#Throwback Thursday: Jewels
Today's #ThrowbackThursday focuses on one of my favourite Balanchine works: Jewels.
Original cast with Balanchine, promotional photo, New York City Ballet
Separated into Emeralds, Rubies, and Diamonds, the three-act ballet is unique: full-length, yet entirely plotless. Choreographer George Balanchine was inspired by jewellery designer Claude Arpels, but later commented that the ballet 'had nothing to do with jewels. The dancers are just dressed as jewels.'
Abi Stafford and Jared Angle in 'Emeralds', New York City Ballet
The first act, Emeralds, is to music by French composer Gabriel Urbain Faure. Balanchine called the piece 'an evocation of France', and it is a throwback to the Romantic era of ballet. The dancers perform movement inspired by 19th century ballets and wear calf-length tulle tutus in the Romantic style, made by designer Barbara Karinska. Many have speculated this act represents the Paris Opera Ballet.
'Emeralds', Staatsballet Berlin
Rubies, the second act, is the most modern of the three. Another of Balanchine's collaborations with composer Igor Stravinsky, it is a sharp and fast-paced piece, full of angles and Balanchine's signature movements. Here the dancers wear short leotard pieces with flared hips. If one were to continue the theme, this would be American ballet, or more accurately, Balanchine's ballet - making it a reflection of the New York City Ballet.
Elena Vostrotina in 'Rubies'
The last act is Diamonds, to music by Tchaikovsky. In this piece, the dancers wear the traditional classical pancake tutu. Here Balanchine took his inspiration from the Russian tradition in which he was trained, emphasising the grandeur and sheer scale of Russian ballet, as well as the tradition of movement.

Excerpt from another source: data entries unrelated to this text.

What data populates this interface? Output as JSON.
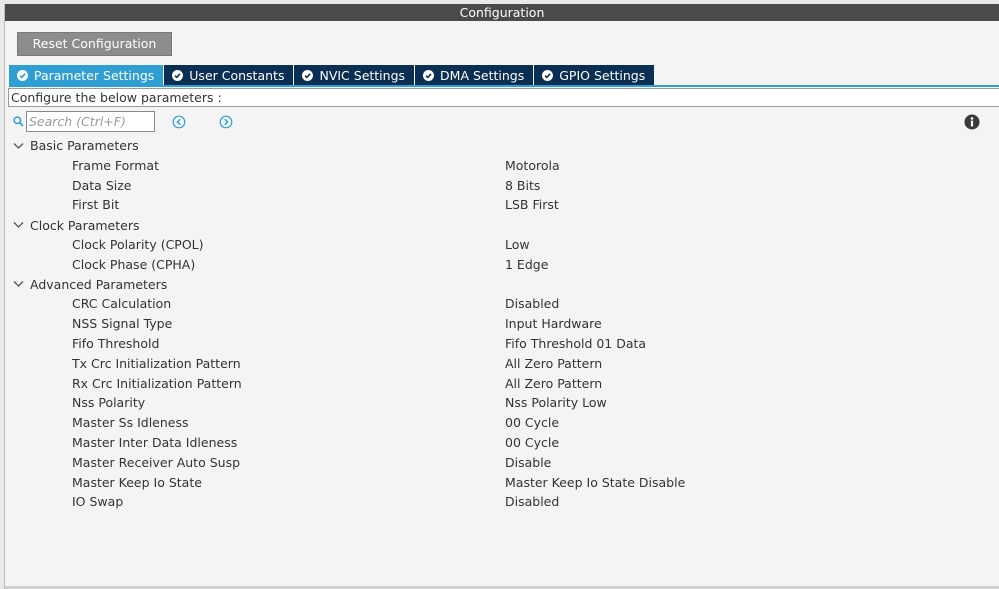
{
  "window": {
    "title": "Configuration"
  },
  "toolbar": {
    "reset_label": "Reset Configuration"
  },
  "tabs": [
    {
      "label": "Parameter Settings",
      "active": true
    },
    {
      "label": "User Constants",
      "active": false
    },
    {
      "label": "NVIC Settings",
      "active": false
    },
    {
      "label": "DMA Settings",
      "active": false
    },
    {
      "label": "GPIO Settings",
      "active": false
    }
  ],
  "description": "Configure the below parameters :",
  "search": {
    "placeholder": "Search (Ctrl+F)"
  },
  "icons": {
    "search": "search-icon",
    "prev": "arrow-left-circle-icon",
    "next": "arrow-right-circle-icon",
    "info": "info-icon",
    "check": "check-circle-icon",
    "chevron": "chevron-down-icon"
  },
  "colors": {
    "title_bar": "#4a4a4c",
    "tab_active": "#2f9fd3",
    "tab_inactive": "#0a2f52",
    "button": "#8c8c8c",
    "accent": "#2f9fd3"
  },
  "groups": [
    {
      "label": "Basic Parameters",
      "params": [
        {
          "name": "Frame Format",
          "value": "Motorola"
        },
        {
          "name": "Data Size",
          "value": "8 Bits"
        },
        {
          "name": "First Bit",
          "value": "LSB First"
        }
      ]
    },
    {
      "label": "Clock Parameters",
      "params": [
        {
          "name": "Clock Polarity (CPOL)",
          "value": "Low"
        },
        {
          "name": "Clock Phase (CPHA)",
          "value": "1 Edge"
        }
      ]
    },
    {
      "label": "Advanced Parameters",
      "params": [
        {
          "name": "CRC Calculation",
          "value": "Disabled"
        },
        {
          "name": "NSS Signal Type",
          "value": "Input Hardware"
        },
        {
          "name": "Fifo Threshold",
          "value": "Fifo Threshold 01 Data"
        },
        {
          "name": "Tx Crc Initialization Pattern",
          "value": "All Zero Pattern"
        },
        {
          "name": "Rx Crc Initialization Pattern",
          "value": "All Zero Pattern"
        },
        {
          "name": "Nss Polarity",
          "value": "Nss Polarity Low"
        },
        {
          "name": "Master Ss Idleness",
          "value": "00 Cycle"
        },
        {
          "name": "Master Inter Data Idleness",
          "value": "00 Cycle"
        },
        {
          "name": "Master Receiver Auto Susp",
          "value": "Disable"
        },
        {
          "name": "Master Keep Io State",
          "value": "Master Keep Io State Disable"
        },
        {
          "name": "IO Swap",
          "value": "Disabled"
        }
      ]
    }
  ]
}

This act represents the Mariinsky Ballet, where Balanchine danced during his time in Russia.
Olga Smirnova and Semyon Chudin in 'Diamonds', Bolshoi Ballet
The ballet premiered on 13 April 1967, when it was performed by Balanchine's company the New York City Ballet at the New York State Theatre. Costume design was by Barbara Karinska and the set was designed by Peter Harvey. The original cast included Violette Verdy, Mimi Paul, Sara Leland, Suki Schorer, Conrad Ludlow, Francisco Moncion, and John Prinz in Emeralds; Patricia McBride, Patricia Neary, and Edward Villela in Rubies; and Suzanne Farrell and Jacques d'Amboise in Diamonds.
'Rubies', Mariinsky Ballet
The ballet was a resounding success and a huge number of companies have since performed the full-length ballet or one of the three acts, including the Royal Ballet, who won two Laurence Olivier Awards for their opening night production at Covent Garden in 2008. Here's the full ballet in three parts, by the Mariinsky Ballet:
Footage of Balanchine ballets is very hard to come by, especially full-length versions - enjoy!
Thanks for reading!